===== Provided records =====

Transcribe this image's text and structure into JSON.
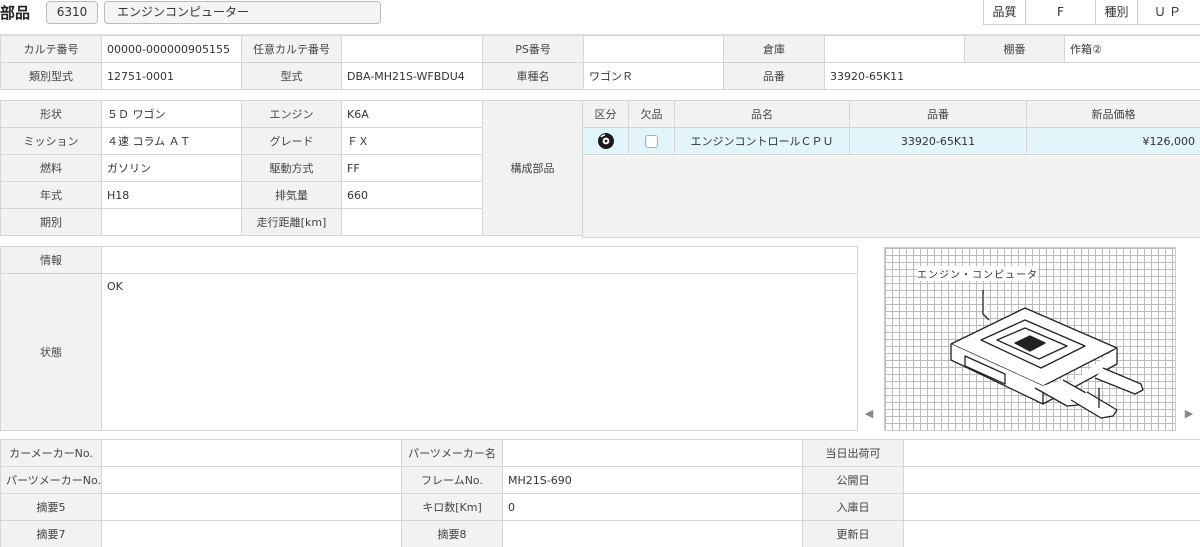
{
  "header": {
    "title": "部品",
    "code": "6310",
    "part_name": "エンジンコンピューター",
    "quality_label": "品質",
    "quality_value": "F",
    "type_label": "種別",
    "type_value": "ＵＰ"
  },
  "info_row1": {
    "karte_label": "カルテ番号",
    "karte_value": "00000-000000905155",
    "optional_karte_label": "任意カルテ番号",
    "optional_karte_value": "",
    "ps_label": "PS番号",
    "ps_value": "",
    "warehouse_label": "倉庫",
    "warehouse_value": "",
    "shelf_label": "棚番",
    "shelf_value": "作箱②"
  },
  "info_row2": {
    "class_model_label": "類別型式",
    "class_model_value": "12751-0001",
    "model_label": "型式",
    "model_value": "DBA-MH21S-WFBDU4",
    "vehicle_label": "車種名",
    "vehicle_value": "ワゴンＲ",
    "part_no_label": "品番",
    "part_no_value": "33920-65K11"
  },
  "specs": {
    "shape_label": "形状",
    "shape_value": "５Ｄ ワゴン",
    "engine_label": "エンジン",
    "engine_value": "K6A",
    "mission_label": "ミッション",
    "mission_value": "４速 コラム ＡＴ",
    "grade_label": "グレード",
    "grade_value": "ＦＸ",
    "fuel_label": "燃料",
    "fuel_value": "ガソリン",
    "drive_label": "駆動方式",
    "drive_value": "FF",
    "year_label": "年式",
    "year_value": "H18",
    "displacement_label": "排気量",
    "displacement_value": "660",
    "period_label": "期別",
    "period_value": "",
    "mileage_label": "走行距離[km]",
    "mileage_value": "",
    "components_label": "構成部品"
  },
  "parts_table": {
    "headers": [
      "区分",
      "欠品",
      "品名",
      "品番",
      "新品価格"
    ],
    "row": {
      "name": "エンジンコントロールＣＰＵ",
      "part_no": "33920-65K11",
      "price": "¥126,000"
    }
  },
  "notes": {
    "info_label": "情報",
    "info_value": "",
    "status_label": "状態",
    "status_value": "OK"
  },
  "diagram": {
    "caption": "エンジン・コンピュータ"
  },
  "footer": {
    "carmaker_no_label": "カーメーカーNo.",
    "carmaker_no_value": "",
    "partsmaker_name_label": "パーツメーカー名",
    "partsmaker_name_value": "",
    "same_day_label": "当日出荷可",
    "same_day_value": "",
    "partsmaker_no_label": "パーツメーカーNo.",
    "partsmaker_no_value": "",
    "frame_no_label": "フレームNo.",
    "frame_no_value": "MH21S-690",
    "publish_date_label": "公開日",
    "publish_date_value": "",
    "memo5_label": "摘要5",
    "memo5_value": "",
    "km_label": "キロ数[Km]",
    "km_value": "0",
    "arrival_date_label": "入庫日",
    "arrival_date_value": "",
    "memo7_label": "摘要7",
    "memo7_value": "",
    "memo8_label": "摘要8",
    "memo8_value": "",
    "update_date_label": "更新日",
    "update_date_value": ""
  },
  "icons": {
    "category_icon": "disc-icon",
    "scroll_left": "chevron-left-icon",
    "scroll_right": "chevron-right-icon"
  }
}
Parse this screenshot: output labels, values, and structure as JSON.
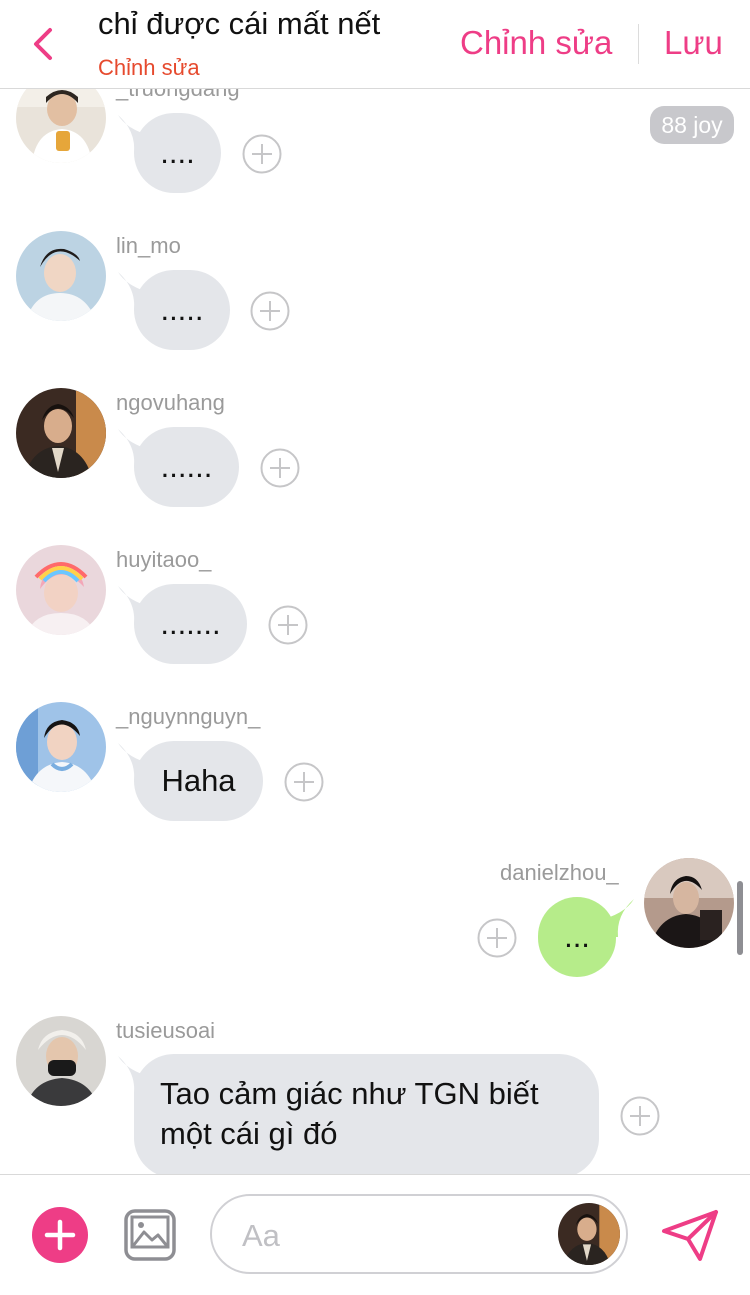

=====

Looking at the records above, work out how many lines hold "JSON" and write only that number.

2